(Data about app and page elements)
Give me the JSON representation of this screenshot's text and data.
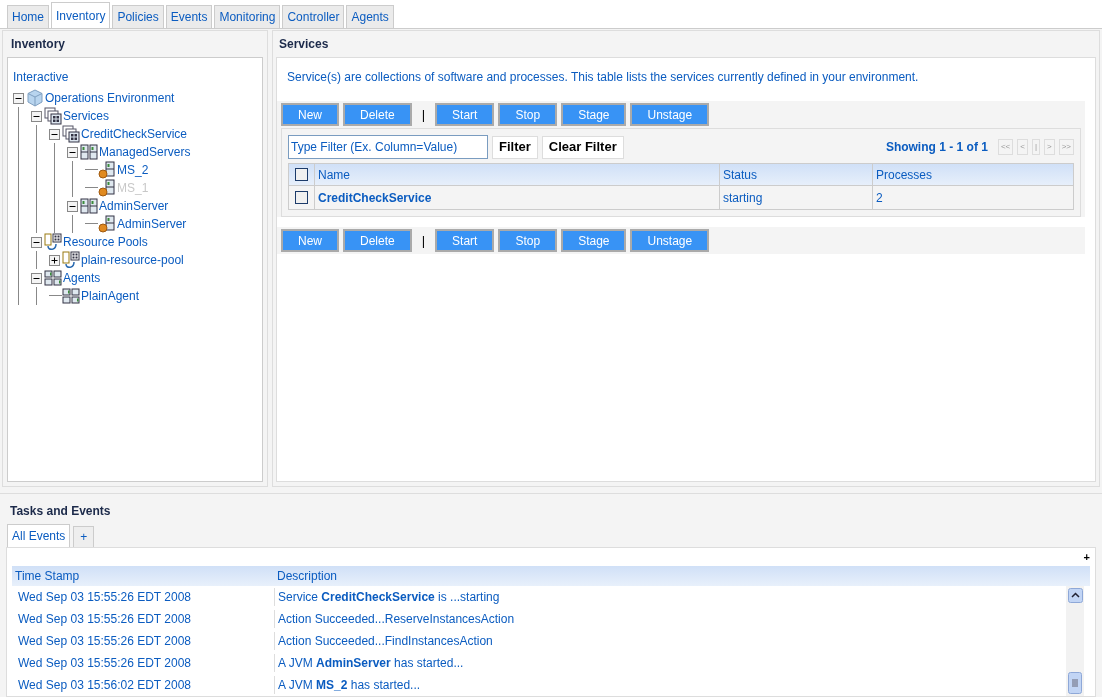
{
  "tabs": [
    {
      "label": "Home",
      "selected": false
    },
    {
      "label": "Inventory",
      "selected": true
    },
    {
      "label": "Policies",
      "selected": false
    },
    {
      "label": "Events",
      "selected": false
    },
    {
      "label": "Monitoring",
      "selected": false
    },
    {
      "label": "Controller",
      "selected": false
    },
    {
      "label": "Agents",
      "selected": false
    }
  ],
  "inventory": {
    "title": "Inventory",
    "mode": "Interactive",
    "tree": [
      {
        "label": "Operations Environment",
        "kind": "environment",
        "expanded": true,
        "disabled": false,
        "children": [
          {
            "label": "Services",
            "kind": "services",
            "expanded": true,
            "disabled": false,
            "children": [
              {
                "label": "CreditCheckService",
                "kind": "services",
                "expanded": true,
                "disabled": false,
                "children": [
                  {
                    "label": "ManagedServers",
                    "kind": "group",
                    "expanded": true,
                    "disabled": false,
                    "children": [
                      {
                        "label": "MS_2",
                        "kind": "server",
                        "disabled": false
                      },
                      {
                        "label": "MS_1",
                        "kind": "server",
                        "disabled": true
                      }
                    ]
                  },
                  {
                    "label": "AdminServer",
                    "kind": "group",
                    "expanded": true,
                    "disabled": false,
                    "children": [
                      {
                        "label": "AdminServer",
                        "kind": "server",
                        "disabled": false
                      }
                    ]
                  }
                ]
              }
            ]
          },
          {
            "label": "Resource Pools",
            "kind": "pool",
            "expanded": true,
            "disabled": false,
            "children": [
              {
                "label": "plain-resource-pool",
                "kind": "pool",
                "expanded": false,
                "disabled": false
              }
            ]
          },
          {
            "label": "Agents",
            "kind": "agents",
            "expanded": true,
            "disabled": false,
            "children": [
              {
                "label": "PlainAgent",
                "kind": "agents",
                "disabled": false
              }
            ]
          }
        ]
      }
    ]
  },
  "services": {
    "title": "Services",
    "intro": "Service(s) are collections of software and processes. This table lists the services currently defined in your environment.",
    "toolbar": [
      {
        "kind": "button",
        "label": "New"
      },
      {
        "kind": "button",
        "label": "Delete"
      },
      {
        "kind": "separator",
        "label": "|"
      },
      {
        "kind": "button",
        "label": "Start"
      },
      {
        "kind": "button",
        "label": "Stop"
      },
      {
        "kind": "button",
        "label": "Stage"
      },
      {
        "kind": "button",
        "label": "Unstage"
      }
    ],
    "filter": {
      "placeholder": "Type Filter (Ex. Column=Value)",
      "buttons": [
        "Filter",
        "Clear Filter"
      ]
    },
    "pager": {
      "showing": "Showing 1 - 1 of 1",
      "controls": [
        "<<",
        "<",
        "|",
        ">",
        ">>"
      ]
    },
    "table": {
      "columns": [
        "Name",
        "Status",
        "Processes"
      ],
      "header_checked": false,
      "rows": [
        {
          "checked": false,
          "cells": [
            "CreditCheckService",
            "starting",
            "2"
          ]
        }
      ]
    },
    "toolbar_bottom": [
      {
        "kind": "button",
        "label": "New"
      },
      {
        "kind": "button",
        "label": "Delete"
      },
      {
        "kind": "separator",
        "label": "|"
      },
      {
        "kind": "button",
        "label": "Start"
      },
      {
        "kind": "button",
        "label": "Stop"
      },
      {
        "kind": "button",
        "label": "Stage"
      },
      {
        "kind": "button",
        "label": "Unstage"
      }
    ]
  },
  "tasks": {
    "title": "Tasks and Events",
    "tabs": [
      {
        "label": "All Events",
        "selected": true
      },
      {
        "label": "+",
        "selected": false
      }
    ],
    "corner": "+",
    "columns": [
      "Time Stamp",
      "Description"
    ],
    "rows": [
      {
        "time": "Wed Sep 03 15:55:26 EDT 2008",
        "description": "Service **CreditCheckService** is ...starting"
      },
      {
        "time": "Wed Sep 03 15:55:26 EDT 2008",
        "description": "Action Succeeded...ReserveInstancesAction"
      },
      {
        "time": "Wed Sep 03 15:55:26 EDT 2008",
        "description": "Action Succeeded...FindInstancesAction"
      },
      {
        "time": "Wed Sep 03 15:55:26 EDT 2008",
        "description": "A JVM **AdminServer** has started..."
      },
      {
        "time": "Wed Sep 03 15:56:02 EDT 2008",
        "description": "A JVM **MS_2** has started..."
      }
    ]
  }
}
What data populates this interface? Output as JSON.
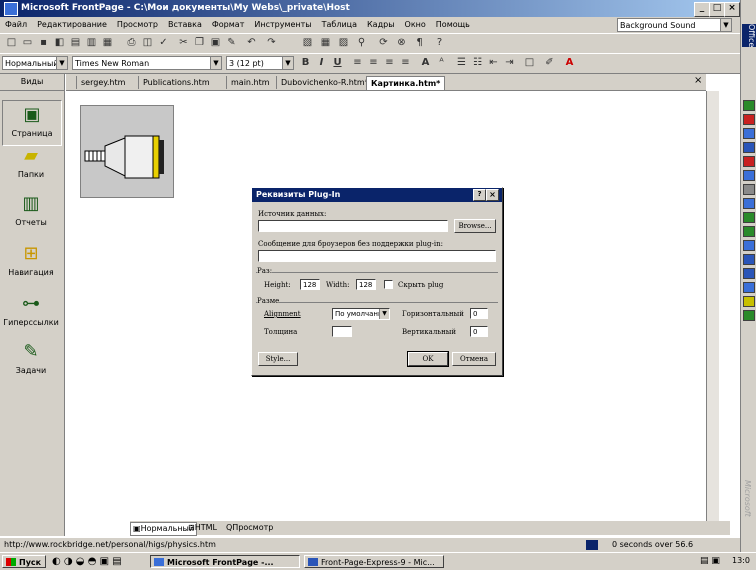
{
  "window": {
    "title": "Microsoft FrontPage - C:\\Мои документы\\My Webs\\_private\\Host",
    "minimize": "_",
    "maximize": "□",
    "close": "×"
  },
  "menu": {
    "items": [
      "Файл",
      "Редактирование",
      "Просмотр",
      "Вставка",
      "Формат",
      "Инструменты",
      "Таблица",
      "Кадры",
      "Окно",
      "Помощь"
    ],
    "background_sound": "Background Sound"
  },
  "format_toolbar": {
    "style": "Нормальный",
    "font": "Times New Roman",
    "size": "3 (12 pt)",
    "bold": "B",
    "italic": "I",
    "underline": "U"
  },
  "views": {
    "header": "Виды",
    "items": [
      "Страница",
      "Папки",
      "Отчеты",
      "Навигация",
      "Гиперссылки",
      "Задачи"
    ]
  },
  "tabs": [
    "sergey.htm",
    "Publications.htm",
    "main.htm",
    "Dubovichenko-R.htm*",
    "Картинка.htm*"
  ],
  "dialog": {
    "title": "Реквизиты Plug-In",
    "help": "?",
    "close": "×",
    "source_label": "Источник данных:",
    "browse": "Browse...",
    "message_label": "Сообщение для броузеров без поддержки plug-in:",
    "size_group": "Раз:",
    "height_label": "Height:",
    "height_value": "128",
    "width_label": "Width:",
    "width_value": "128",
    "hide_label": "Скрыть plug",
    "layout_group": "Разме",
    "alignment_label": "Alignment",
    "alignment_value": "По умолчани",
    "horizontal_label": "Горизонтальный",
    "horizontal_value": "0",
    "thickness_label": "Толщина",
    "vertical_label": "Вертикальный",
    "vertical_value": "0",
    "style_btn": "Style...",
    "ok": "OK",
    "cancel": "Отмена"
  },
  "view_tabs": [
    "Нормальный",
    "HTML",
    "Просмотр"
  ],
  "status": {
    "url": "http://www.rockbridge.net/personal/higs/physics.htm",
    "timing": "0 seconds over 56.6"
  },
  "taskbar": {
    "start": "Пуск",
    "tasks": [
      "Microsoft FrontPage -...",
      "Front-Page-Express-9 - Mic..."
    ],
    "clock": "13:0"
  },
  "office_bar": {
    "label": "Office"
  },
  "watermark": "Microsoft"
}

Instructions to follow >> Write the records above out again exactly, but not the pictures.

Solution for this exercise >>
Give me the JSON representation of this screenshot's text and data.
{
  "tabs": [
    {
      "label": "Home",
      "selected": false
    },
    {
      "label": "Inventory",
      "selected": true
    },
    {
      "label": "Policies",
      "selected": false
    },
    {
      "label": "Events",
      "selected": false
    },
    {
      "label": "Monitoring",
      "selected": false
    },
    {
      "label": "Controller",
      "selected": false
    },
    {
      "label": "Agents",
      "selected": false
    }
  ],
  "inventory": {
    "title": "Inventory",
    "mode": "Interactive",
    "tree": [
      {
        "label": "Operations Environment",
        "kind": "environment",
        "expanded": true,
        "disabled": false,
        "children": [
          {
            "label": "Services",
            "kind": "services",
            "expanded": true,
            "disabled": false,
            "children": [
              {
                "label": "CreditCheckService",
                "kind": "services",
                "expanded": true,
                "disabled": false,
                "children": [
                  {
                    "label": "ManagedServers",
                    "kind": "group",
                    "expanded": true,
                    "disabled": false,
                    "children": [
                      {
                        "label": "MS_2",
                        "kind": "server",
                        "disabled": false
                      },
                      {
                        "label": "MS_1",
                        "kind": "server",
                        "disabled": true
                      }
                    ]
                  },
                  {
                    "label": "AdminServer",
                    "kind": "group",
                    "expanded": true,
                    "disabled": false,
                    "children": [
                      {
                        "label": "AdminServer",
                        "kind": "server",
                        "disabled": false
                      }
                    ]
                  }
                ]
              }
            ]
          },
          {
            "label": "Resource Pools",
            "kind": "pool",
            "expanded": true,
            "disabled": false,
            "children": [
              {
                "label": "plain-resource-pool",
                "kind": "pool",
                "expanded": false,
                "disabled": false
              }
            ]
          },
          {
            "label": "Agents",
            "kind": "agents",
            "expanded": true,
            "disabled": false,
            "children": [
              {
                "label": "PlainAgent",
                "kind": "agents",
                "disabled": false
              }
            ]
          }
        ]
      }
    ]
  },
  "services": {
    "title": "Services",
    "intro": "Service(s) are collections of software and processes. This table lists the services currently defined in your environment.",
    "toolbar": [
      {
        "kind": "button",
        "label": "New"
      },
      {
        "kind": "button",
        "label": "Delete"
      },
      {
        "kind": "separator",
        "label": "|"
      },
      {
        "kind": "button",
        "label": "Start"
      },
      {
        "kind": "button",
        "label": "Stop"
      },
      {
        "kind": "button",
        "label": "Stage"
      },
      {
        "kind": "button",
        "label": "Unstage"
      }
    ],
    "filter": {
      "placeholder": "Type Filter (Ex. Column=Value)",
      "buttons": [
        "Filter",
        "Clear Filter"
      ]
    },
    "pager": {
      "showing": "Showing 1 - 1 of 1",
      "controls": [
        "<<",
        "<",
        "|",
        ">",
        ">>"
      ]
    },
    "table": {
      "columns": [
        "Name",
        "Status",
        "Processes"
      ],
      "header_checked": false,
      "rows": [
        {
          "checked": false,
          "cells": [
            "CreditCheckService",
            "starting",
            "2"
          ]
        }
      ]
    },
    "toolbar_bottom": [
      {
        "kind": "button",
        "label": "New"
      },
      {
        "kind": "button",
        "label": "Delete"
      },
      {
        "kind": "separator",
        "label": "|"
      },
      {
        "kind": "button",
        "label": "Start"
      },
      {
        "kind": "button",
        "label": "Stop"
      },
      {
        "kind": "button",
        "label": "Stage"
      },
      {
        "kind": "button",
        "label": "Unstage"
      }
    ]
  },
  "tasks": {
    "title": "Tasks and Events",
    "tabs": [
      {
        "label": "All Events",
        "selected": true
      },
      {
        "label": "+",
        "selected": false
      }
    ],
    "corner": "+",
    "columns": [
      "Time Stamp",
      "Description"
    ],
    "rows": [
      {
        "time": "Wed Sep 03 15:55:26 EDT 2008",
        "description": "Service **CreditCheckService** is ...starting"
      },
      {
        "time": "Wed Sep 03 15:55:26 EDT 2008",
        "description": "Action Succeeded...ReserveInstancesAction"
      },
      {
        "time": "Wed Sep 03 15:55:26 EDT 2008",
        "description": "Action Succeeded...FindInstancesAction"
      },
      {
        "time": "Wed Sep 03 15:55:26 EDT 2008",
        "description": "A JVM **AdminServer** has started..."
      },
      {
        "time": "Wed Sep 03 15:56:02 EDT 2008",
        "description": "A JVM **MS_2** has started..."
      }
    ]
  }
}
What data populates this interface? Output as JSON.
{
  "window": {
    "title": "Microsoft FrontPage - C:\\Мои документы\\My Webs\\_private\\Host",
    "minimize": "_",
    "maximize": "□",
    "close": "×"
  },
  "menu": {
    "items": [
      "Файл",
      "Редактирование",
      "Просмотр",
      "Вставка",
      "Формат",
      "Инструменты",
      "Таблица",
      "Кадры",
      "Окно",
      "Помощь"
    ],
    "background_sound": "Background Sound"
  },
  "format_toolbar": {
    "style": "Нормальный",
    "font": "Times New Roman",
    "size": "3 (12 pt)",
    "bold": "B",
    "italic": "I",
    "underline": "U"
  },
  "views": {
    "header": "Виды",
    "items": [
      "Страница",
      "Папки",
      "Отчеты",
      "Навигация",
      "Гиперссылки",
      "Задачи"
    ]
  },
  "tabs": [
    "sergey.htm",
    "Publications.htm",
    "main.htm",
    "Dubovichenko-R.htm*",
    "Картинка.htm*"
  ],
  "dialog": {
    "title": "Реквизиты Plug-In",
    "help": "?",
    "close": "×",
    "source_label": "Источник данных:",
    "browse": "Browse...",
    "message_label": "Сообщение для броузеров без поддержки plug-in:",
    "size_group": "Раз:",
    "height_label": "Height:",
    "height_value": "128",
    "width_label": "Width:",
    "width_value": "128",
    "hide_label": "Скрыть plug",
    "layout_group": "Разме",
    "alignment_label": "Alignment",
    "alignment_value": "По умолчани",
    "horizontal_label": "Горизонтальный",
    "horizontal_value": "0",
    "thickness_label": "Толщина",
    "vertical_label": "Вертикальный",
    "vertical_value": "0",
    "style_btn": "Style...",
    "ok": "OK",
    "cancel": "Отмена"
  },
  "view_tabs": [
    "Нормальный",
    "HTML",
    "Просмотр"
  ],
  "status": {
    "url": "http://www.rockbridge.net/personal/higs/physics.htm",
    "timing": "0 seconds over 56.6"
  },
  "taskbar": {
    "start": "Пуск",
    "tasks": [
      "Microsoft FrontPage -...",
      "Front-Page-Express-9 - Mic..."
    ],
    "clock": "13:0"
  },
  "office_bar": {
    "label": "Office"
  },
  "watermark": "Microsoft"
}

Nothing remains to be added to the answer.